__PROBLEM DETAILS__:
Search the data for "true" and copy every matching line.

__ENTRIES SHOWN__:
§ §
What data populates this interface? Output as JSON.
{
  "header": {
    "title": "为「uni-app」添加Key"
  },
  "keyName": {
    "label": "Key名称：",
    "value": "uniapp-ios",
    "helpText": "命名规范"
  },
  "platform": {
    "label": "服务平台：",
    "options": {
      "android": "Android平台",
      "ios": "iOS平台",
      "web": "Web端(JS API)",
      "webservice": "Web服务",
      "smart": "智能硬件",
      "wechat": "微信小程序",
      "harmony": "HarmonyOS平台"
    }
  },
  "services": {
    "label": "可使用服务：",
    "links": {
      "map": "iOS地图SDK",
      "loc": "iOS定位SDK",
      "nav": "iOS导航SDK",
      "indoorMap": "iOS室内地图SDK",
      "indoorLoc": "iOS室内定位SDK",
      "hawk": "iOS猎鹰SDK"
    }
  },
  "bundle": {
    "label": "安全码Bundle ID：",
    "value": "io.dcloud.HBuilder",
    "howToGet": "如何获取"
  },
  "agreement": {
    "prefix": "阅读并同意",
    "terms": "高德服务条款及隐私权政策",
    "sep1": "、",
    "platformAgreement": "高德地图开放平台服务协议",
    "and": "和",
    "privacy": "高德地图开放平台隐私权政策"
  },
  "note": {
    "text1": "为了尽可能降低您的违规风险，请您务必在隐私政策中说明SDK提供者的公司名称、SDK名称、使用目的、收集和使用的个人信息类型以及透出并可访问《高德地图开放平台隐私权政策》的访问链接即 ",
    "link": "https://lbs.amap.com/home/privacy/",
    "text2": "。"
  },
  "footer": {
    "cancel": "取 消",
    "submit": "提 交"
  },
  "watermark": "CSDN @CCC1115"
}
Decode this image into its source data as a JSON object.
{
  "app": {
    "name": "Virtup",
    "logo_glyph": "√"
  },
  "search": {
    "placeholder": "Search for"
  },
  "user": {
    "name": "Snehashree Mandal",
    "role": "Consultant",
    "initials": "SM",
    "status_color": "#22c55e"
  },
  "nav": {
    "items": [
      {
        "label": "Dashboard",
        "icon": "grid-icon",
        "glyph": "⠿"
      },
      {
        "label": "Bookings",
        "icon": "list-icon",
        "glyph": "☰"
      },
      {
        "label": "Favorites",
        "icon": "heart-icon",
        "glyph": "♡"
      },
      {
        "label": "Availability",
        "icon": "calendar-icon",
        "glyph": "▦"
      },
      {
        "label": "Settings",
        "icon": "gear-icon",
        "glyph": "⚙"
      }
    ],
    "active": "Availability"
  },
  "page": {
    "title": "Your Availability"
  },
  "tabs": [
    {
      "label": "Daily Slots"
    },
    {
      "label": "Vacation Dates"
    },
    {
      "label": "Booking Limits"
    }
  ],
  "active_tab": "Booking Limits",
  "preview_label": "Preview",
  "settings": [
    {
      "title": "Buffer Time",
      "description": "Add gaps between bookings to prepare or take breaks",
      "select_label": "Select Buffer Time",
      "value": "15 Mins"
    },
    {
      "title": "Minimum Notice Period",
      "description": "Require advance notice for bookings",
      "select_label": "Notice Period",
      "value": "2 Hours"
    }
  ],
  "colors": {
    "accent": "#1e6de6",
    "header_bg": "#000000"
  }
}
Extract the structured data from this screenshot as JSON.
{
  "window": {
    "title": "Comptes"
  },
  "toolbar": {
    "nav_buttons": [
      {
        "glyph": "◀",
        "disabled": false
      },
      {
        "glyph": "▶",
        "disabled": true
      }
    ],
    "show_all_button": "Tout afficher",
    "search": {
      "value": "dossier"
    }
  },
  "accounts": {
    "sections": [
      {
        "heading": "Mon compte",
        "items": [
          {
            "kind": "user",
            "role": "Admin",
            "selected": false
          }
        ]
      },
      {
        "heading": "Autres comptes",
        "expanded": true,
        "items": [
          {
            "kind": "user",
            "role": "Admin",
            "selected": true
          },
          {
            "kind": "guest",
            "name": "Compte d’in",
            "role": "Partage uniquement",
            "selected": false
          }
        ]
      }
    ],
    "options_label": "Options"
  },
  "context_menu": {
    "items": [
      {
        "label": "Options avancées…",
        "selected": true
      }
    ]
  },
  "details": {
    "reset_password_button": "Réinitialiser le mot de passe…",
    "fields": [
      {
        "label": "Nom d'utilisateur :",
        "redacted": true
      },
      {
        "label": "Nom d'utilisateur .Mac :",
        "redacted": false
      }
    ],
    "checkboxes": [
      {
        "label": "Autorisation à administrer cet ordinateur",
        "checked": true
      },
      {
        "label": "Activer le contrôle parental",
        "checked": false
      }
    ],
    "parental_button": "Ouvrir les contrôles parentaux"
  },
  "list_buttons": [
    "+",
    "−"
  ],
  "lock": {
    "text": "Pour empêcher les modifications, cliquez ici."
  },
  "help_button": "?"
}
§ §
__RESULT OF THIS EXERCISE__:
        "disabled": true
        "expanded": true,
            "selected": true
        "selected": true
        "redacted": true
        "checked": true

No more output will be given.